Writers and critics of the Romantic era advanced the notion that Satan was a Promethean hero, pitting himself against an unjust God. Most of these writers based their ideas on the picture of Satan in the first two books of Paradise Lost.
Among his fellow fallen angels, he is a rebellious leader with no regrets, but in private his deeper thoughts come forth. As revealed in Paradise Lost, the true Satan is a sad, miserable creature devoid of hope.
Satan is the most complex emotional character in Paradise Lost. Analysis of the Devil Throughout, how Satan behaves in front of fellow demons or angels is not the same as when he is alone.
Satan appears more confident in himself when others are before him. By exhibiting himself in a certain manner and then bolstering it later, Satan is acting superior. Compare this attitude to Book IV: In this line, Satan is beginning to question himself as a strong rebel.
The one he is referring to is God himself, and he is acknowledging several things about God. This one line, with the use of these particular words, indicates that Satan is conscious of the supremacy of God.
Satan here is referring to his words and actions in both Books I and II. Much like in line 4. In short, Satan accepts that God is infinitely stronger than himself.
Satan is explicitly indicating a form of regret, but to understand fully that regret requires further examination of the verse.
The boasting he did had a great cost to him emotionally because he knew that in the end he could not compete with God, yet he had to hide that fact from his fellow demons.
The vanity of his boasting steams from a paradox: While his fellow demons are not aware of this fact, Satan is aware.

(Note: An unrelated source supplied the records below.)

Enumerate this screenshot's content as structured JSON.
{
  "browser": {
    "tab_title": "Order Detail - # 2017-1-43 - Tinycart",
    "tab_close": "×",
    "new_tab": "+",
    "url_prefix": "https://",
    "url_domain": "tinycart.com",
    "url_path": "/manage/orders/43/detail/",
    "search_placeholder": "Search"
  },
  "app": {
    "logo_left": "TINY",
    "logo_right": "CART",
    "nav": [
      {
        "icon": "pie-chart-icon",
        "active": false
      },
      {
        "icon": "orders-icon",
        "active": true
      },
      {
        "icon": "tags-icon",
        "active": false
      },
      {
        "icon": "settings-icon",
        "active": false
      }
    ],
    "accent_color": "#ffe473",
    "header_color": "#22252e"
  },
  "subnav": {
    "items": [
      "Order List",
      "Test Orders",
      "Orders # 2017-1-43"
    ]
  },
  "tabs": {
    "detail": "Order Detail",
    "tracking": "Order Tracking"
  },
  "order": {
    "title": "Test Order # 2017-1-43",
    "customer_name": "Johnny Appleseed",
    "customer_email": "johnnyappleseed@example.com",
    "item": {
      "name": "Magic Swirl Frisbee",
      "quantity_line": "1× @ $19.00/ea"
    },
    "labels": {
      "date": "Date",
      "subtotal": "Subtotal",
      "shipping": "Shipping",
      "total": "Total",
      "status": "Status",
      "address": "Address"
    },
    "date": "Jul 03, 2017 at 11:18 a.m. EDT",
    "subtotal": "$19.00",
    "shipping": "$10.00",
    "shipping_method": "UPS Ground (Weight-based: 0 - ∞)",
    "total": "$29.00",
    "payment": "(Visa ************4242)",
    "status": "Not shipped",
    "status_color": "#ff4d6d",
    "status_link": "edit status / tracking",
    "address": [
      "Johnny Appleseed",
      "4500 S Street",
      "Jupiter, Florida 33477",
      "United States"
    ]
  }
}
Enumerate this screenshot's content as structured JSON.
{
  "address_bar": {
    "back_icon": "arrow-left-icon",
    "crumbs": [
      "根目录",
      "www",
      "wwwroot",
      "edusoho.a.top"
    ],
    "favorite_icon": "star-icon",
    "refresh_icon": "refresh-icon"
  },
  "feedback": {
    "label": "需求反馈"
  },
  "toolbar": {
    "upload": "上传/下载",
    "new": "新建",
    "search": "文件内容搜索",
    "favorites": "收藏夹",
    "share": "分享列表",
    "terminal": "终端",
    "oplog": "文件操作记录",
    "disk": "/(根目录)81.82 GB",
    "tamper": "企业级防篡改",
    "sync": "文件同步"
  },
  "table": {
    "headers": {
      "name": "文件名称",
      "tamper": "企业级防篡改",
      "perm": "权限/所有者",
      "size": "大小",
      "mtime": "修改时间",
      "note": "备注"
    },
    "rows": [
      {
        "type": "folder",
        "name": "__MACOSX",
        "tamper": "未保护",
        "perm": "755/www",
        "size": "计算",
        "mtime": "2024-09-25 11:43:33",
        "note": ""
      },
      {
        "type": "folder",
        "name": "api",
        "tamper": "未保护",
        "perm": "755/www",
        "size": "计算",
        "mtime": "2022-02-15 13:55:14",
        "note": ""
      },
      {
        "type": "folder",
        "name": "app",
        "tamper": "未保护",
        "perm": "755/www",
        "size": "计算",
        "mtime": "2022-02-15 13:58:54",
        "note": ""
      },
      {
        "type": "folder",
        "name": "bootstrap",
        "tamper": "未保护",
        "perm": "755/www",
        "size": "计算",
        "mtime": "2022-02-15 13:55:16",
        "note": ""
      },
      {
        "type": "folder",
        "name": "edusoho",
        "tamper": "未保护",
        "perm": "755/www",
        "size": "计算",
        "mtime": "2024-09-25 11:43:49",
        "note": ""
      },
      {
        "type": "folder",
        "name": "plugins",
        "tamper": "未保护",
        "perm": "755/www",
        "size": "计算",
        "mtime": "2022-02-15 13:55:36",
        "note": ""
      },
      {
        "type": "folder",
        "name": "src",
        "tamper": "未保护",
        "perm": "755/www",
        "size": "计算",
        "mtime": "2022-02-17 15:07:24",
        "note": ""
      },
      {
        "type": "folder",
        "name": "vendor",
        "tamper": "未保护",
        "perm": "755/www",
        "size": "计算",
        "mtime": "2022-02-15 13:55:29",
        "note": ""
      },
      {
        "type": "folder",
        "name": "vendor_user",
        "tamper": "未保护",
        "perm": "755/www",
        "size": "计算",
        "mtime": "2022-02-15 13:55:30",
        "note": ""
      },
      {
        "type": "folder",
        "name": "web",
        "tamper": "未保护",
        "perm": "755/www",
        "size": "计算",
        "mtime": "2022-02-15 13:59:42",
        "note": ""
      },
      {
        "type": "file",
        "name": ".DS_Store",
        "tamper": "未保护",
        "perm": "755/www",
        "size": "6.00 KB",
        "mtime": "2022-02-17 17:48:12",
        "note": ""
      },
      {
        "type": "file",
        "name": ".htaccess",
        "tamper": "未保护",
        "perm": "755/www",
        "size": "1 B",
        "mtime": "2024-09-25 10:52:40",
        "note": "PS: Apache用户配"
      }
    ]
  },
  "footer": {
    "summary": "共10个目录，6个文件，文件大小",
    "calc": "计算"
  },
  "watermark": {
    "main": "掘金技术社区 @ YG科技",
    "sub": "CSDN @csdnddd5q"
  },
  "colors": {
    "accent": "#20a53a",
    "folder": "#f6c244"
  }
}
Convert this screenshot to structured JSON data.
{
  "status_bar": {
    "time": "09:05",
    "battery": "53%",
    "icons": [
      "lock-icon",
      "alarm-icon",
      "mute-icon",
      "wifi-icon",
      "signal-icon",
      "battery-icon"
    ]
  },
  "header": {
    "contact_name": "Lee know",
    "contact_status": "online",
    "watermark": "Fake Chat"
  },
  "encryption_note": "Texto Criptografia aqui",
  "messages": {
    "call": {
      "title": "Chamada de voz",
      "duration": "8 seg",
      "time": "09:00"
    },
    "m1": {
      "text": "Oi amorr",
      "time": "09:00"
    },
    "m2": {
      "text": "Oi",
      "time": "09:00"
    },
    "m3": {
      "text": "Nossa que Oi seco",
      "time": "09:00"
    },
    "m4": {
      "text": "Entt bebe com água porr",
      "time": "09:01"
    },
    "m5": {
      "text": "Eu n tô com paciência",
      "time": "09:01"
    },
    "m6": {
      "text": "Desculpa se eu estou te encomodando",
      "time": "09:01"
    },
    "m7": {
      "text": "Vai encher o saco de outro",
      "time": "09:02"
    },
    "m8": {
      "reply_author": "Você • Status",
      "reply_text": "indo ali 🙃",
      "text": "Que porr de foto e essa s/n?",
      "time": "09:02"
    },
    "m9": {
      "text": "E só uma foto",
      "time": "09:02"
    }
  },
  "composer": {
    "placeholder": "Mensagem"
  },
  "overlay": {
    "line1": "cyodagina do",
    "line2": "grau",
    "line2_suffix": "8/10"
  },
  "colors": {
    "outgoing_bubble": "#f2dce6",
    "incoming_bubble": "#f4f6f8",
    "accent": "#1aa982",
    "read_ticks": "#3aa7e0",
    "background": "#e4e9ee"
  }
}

This causes him distress, but he can only express it when he is alone. Here is a double meaning for Hell, since after the War in Heaven, Satan has been physically tormented after being cast into Hell.
All these emotions of doubt and pain the Devil hides from his fellow demons; however since he is alone in the Garden of Eden, he expresses this pain.
All of these feelings and emotions he hides from the others, and it all stems from his knowing he is unable to subdue God, yet still lies about it. At this moment, Satan is telling the demons that Hell is a much better place than Heaven. Satan is trying to convince his fellow fallen angels that they will be happier in Hell.
In private, Satan spins a different tale. God has power over Satan, not vice verse, which makes the boasting in 4. When God created him as an inferior angel, he stood before God happy, which means feeling or showing pleasure or contentment. As an angel, he was serving God and was happy doing so.
When he tells his fellow demons that it is better to be in Hell, he is once again fooling them. He knows that when in Heaven, he was happier than now. His unhappiness and pain in his present state he further reiterates in line 4. He knows he cannot subdue God and that he and assumedly his fellow demons was happier in Heaven.
All of their efforts are now in vain, and Satan knows this. He cannot admit it to the demons that they have been defeated and that their actions were wrong. Another feeling Satan admits to is hopelessness. Satan is now parting ways with hope, since any wishes or desires have no chance of fulfillment.
It is part of the shame Satan felt dread to say to his fellow demons. The situation is hopeless, and Satan in this line is woefully accepting of the condition.Video: Satan in Paradise Lost: Description, Speech & Fall Come and learn about Milton's famous portrayal of Satan in ''Paradise Lost,'' analyzing Satan's physical description, his surprisingly uplifting speech, and his dramatic fall from heaven and then test your knowledge with a quiz.
Milton’s style in writing the Paradise Lost has been called a ‘grand style’, which means it is an elevated, serious, highly crafted, and different from common speech.
It is in fact so unfamiliar to common language, even the usual literary language, that Dr. Johnson accused Milton of ‘pedantry’. Satan. BACK; NEXT ; Character Analysis.
Milton's Satan is one of the most dynamic and complicated characters in all of literature. While he possesses an unhealthy thirst for vengeance and havoc like the little red dude with a pitchfork you're used to seeing, Satan is . Aug 31, · In John Milton’s Paradise Lost, Satan is a major figure of the narrative.
The poem’s intense focus on his temperament presents a psychological profile of someone with a conflictive personality. The poem’s intense focus on his temperament presents a psychological profile of someone with a conflictive schwenkreis.coms: 1.
Paradise Lost takes place right around what Christians would say is the beginning of human history. The poem begins after Satan's unsuccessful rebellion and the creation of the universe.
Milton's c. Analysis of Satan's Speech in Milton's Paradise Lost John Milton's Paradise Lost is a work of enduring charm and value because of its theological conceptions, its beautiful language, and its "updating" of the epic to the modern world's values.